Child Sexual Abuse - Recognizing Signs
  • One definition of child sexual abuse is the “use of a child for sexual purposes by an adult or older, more powerful person, including an older child.”  
Although we tend to associate child sexual abuse with touching, child sexual abuse actually can take on many forms, including exposing children to pornographic literature / film, using the child in the production of pornography, communicating with a child via telephone or email in a sexual way, forcing a child to undress, and spying on a child in the bathroom or bedroom.

Victims of child sexual abuse can be either male or female, rich or poor, or any age under 18 years.  Child sexual abuse losses all religious, educational, racial, and socio-economic boundaries.  No individual groups of children are exempt from being victims of child sexual abuse.  

Children who are victims of sexual abuse sometimes make a direct disclosure to a trusted adult regarding their abuse.  However, this often does not happen.  As a result, it is important to be aware of a variety of other signs and symptoms which may indicate that a child is a victim of sexual abuse. 

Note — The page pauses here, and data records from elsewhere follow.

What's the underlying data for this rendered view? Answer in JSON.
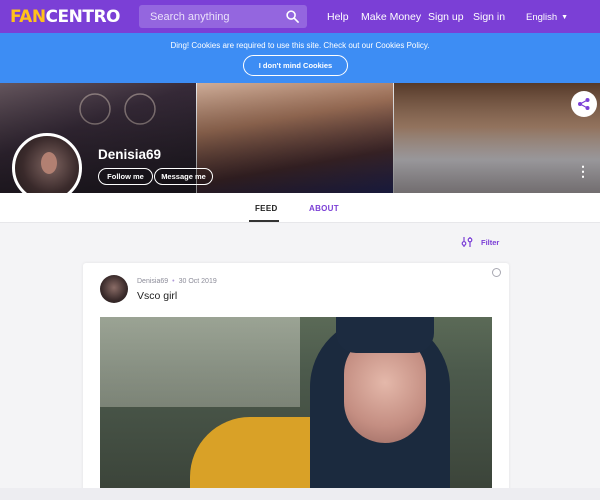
{
  "nav": {
    "logo_fan": "FAN",
    "logo_centro": "CENTRO",
    "search_placeholder": "Search anything",
    "help": "Help",
    "make_money": "Make Money",
    "sign_up": "Sign up",
    "sign_in": "Sign in",
    "language": "English"
  },
  "cookie": {
    "message": "Ding! Cookies are required to use this site. Check out our Cookies Policy.",
    "button": "I don't mind Cookies"
  },
  "profile": {
    "username": "Denisia69",
    "follow": "Follow me",
    "message": "Message me"
  },
  "tabs": {
    "feed": "FEED",
    "about": "ABOUT"
  },
  "filter": {
    "label": "Filter"
  },
  "post": {
    "author": "Denisia69",
    "date": "30 Oct 2019",
    "title": "Vsco girl"
  },
  "colors": {
    "brand_purple": "#7b3fd6",
    "logo_yellow": "#ffc21a",
    "banner_blue": "#3d8df4"
  }
}
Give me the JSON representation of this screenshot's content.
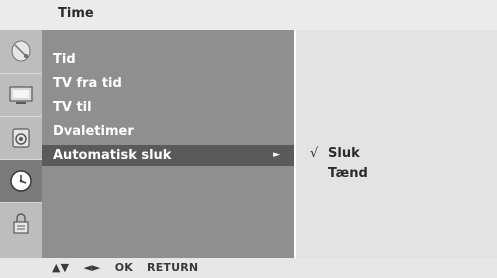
{
  "title": "Time",
  "menu": {
    "items": [
      {
        "label": "Tid"
      },
      {
        "label": "TV fra tid"
      },
      {
        "label": "TV til"
      },
      {
        "label": "Dvaletimer"
      },
      {
        "label": "Automatisk sluk",
        "selected": true
      }
    ],
    "selected_arrow": "►"
  },
  "submenu": {
    "check_mark": "√",
    "options": [
      {
        "label": "Sluk",
        "checked": true
      },
      {
        "label": "Tænd",
        "checked": false
      }
    ]
  },
  "side_icons": [
    {
      "name": "satellite-dish-icon",
      "active": false
    },
    {
      "name": "tv-picture-icon",
      "active": false
    },
    {
      "name": "audio-speaker-icon",
      "active": false
    },
    {
      "name": "clock-icon",
      "active": true
    },
    {
      "name": "options-lock-icon",
      "active": false
    }
  ],
  "footer": {
    "updown": "▲▼",
    "leftright": "◄►",
    "ok": "OK",
    "return": "RETURN"
  },
  "colors": {
    "title_bar": "#ebebeb",
    "icon_column": "#bdbdbd",
    "icon_active": "#7a7a7a",
    "menu_bg": "#8f8f8f",
    "menu_selected": "#5a5a5a",
    "submenu_bg": "#e3e3e3",
    "footer_bg": "#e7e7e7"
  }
}
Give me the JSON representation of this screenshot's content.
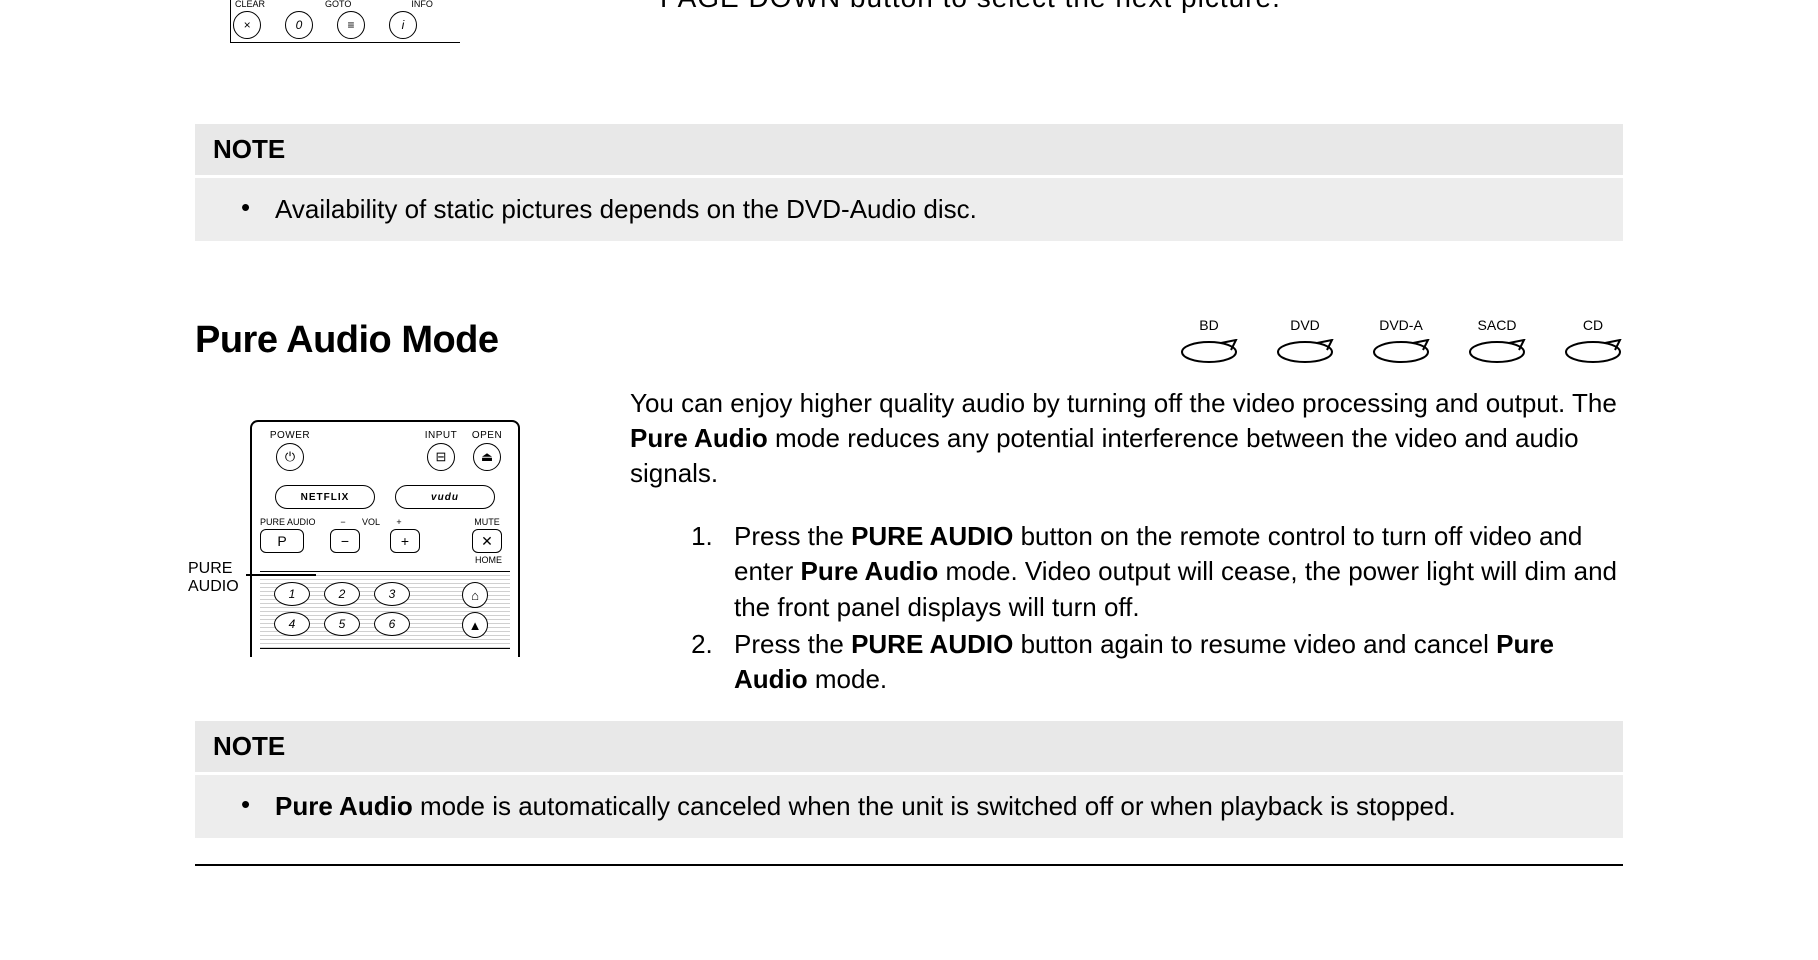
{
  "top_fragment": {
    "partial_line": "PAGE DOWN button to select the next picture.",
    "remote_fragment": {
      "labels": [
        "CLEAR",
        "GOTO",
        "INFO"
      ],
      "buttons": [
        "×",
        "0",
        "≡",
        "i"
      ]
    }
  },
  "note1": {
    "header": "NOTE",
    "bullet": "•",
    "text": "Availability of static pictures depends on the DVD-Audio disc."
  },
  "section": {
    "title": "Pure Audio Mode",
    "discs": [
      "BD",
      "DVD",
      "DVD-A",
      "SACD",
      "CD"
    ],
    "intro_pre": "You can enjoy higher quality audio by turning off the video processing and output. The ",
    "intro_bold": "Pure Audio",
    "intro_post": " mode reduces any potential interference between the video and audio signals.",
    "steps": [
      {
        "segments": [
          {
            "t": "Press the "
          },
          {
            "t": "PURE AUDIO",
            "b": true
          },
          {
            "t": " button on the remote control to turn off video and enter "
          },
          {
            "t": "Pure Audio",
            "b": true
          },
          {
            "t": " mode. Video output will cease, the power light will dim and the front panel displays will turn off."
          }
        ]
      },
      {
        "segments": [
          {
            "t": "Press the "
          },
          {
            "t": "PURE AUDIO",
            "b": true
          },
          {
            "t": " button again to resume video and cancel "
          },
          {
            "t": "Pure Audio",
            "b": true
          },
          {
            "t": " mode."
          }
        ]
      }
    ],
    "remote": {
      "callout_label": "PURE AUDIO",
      "row1_labels": [
        "POWER",
        "INPUT",
        "OPEN"
      ],
      "row1_btns": [
        "⏻",
        "⊟",
        "⏏"
      ],
      "row2_pills": [
        "NETFLIX",
        "vudu"
      ],
      "row3_labels_left": "PURE AUDIO",
      "row3_vol_minus": "−",
      "row3_vol_label": "VOL",
      "row3_vol_plus": "+",
      "row3_mute_label": "MUTE",
      "row3_pure_btn": "P",
      "row3_mute_btn": "✕",
      "row4_home": "HOME",
      "nums_row1": [
        "1",
        "2",
        "3"
      ],
      "nums_row1_extra": "⌂",
      "nums_row2": [
        "4",
        "5",
        "6"
      ],
      "nums_row2_extra": "▲"
    }
  },
  "note2": {
    "header": "NOTE",
    "bullet": "•",
    "pre_bold": "Pure Audio",
    "post": " mode is automatically canceled when the unit is switched off or when playback is stopped."
  }
}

Some of the symptoms may be:
  • Has difficulty sitting or walking
  • Refuses to change clothes for gym or use the restroom at school or public places
  • Wears many layers of clothing
  • Experiences a sudden change in appetite
  • Becomes anorexic or engages in compulsive eating
  • Exhibits an inability to concentrate
  • Exhibits signs of extreme stress
  • Experiences frequent nightmares
  • Engages in frequent bed wetting
  • Exhibits unusual fear of certain places
  • Exhibits unusual fear of a certain person
  • Exhibits excessive crying
  • Experiences insomnia
  • Engages in self-mutilation
  • Exhibits unusually aggressive behavior towards others, pets, or toys
  • Experiences depression
  • Becomes passive or withdrawn
  • Makes references to an adult friend
  • Runs away
  • Attempts suicide
If a child discloses that she/he has been a victim of abuse, or you have reasonable cause to believe that a child is a victim of abuse, report the alleged abuse as soon as possible to both Child Protective Services (CPS) and law enforcement.  At the time of the report, ask the person who takes the report for her/his name and the report number.  Record the names and the numbers from both reports, write a brief narrative regarding the report, and keep a copy in your files.

By being aware and by listening to our children, we can provide a safe environment for all children in our community. 
(Source:  Duane F. Schafer, Ph.D., Superintendent of Schools, Diocese of Spokane, PO Box 1453, Spokane, WA 99210-1453, (509) 358-7330, http://www.dioceseofspokane.org; printed in the 2013 Family Guide magazine)


What You Can Do
If you suspect that a child is being abused, abandoned or neglected, contact the agencies listed below.

9-1-1  call or text, if this is an Emergency

Crime Check
(509) 456-2233
(Ask the person who takes the report for her/his name and the report number.  Record the name and the number of the report, write a brief narrative regarding the report, and keep a copy in your files.)

Washington Child Protective Services  (CPS)
Spokane County: 
(509) 363-3333
(800) 562-5624 after 4:30 pm and weekends
(Ask the person who takes the report for her/his name and the report number.  Record the name and the number of the report, write a brief narrative regarding the report, and keep a copy in your files.)

Department of Social and Health Services (Washington)
(866) 363-4276
http://www.dshs.wa.gov 

Lutheran Social Services Sexual Assault Center
(509) 624-7273   24-hour Sexual Assault Crisis Line

Secret Witness
(509) 327-5111
PO Box 1205
Spokane, WA 99210
 
Tip-Line  (anonymous reporting)
(509) 242-8477  
Email:  spdtipline@spokanepolice.org  
This is an anonymous Spokane Police Dept. phone line.  Call to report any crime that is NOT an Emergency.  An officer will call back to verify the information and forward the complaint to the appropriate department within 24 hours; however, after the person has reported and verified the complaint, the caller can remain anonymous. 

Idaho Department of Health and Welfare
(800) 926-2588
(208) 332-7205 TDD

Childhelp
(800) 422-4453
Childhelp USA is a non-profit agency which can provide reporting numbers, and has Hotline counselors who can provide referrals.  Childhelp’s programs are designed to help children already affected by child abuse, and prevention programs designed to educate children and aid in prevention.  http://www.childhelp.org 
Local Organizations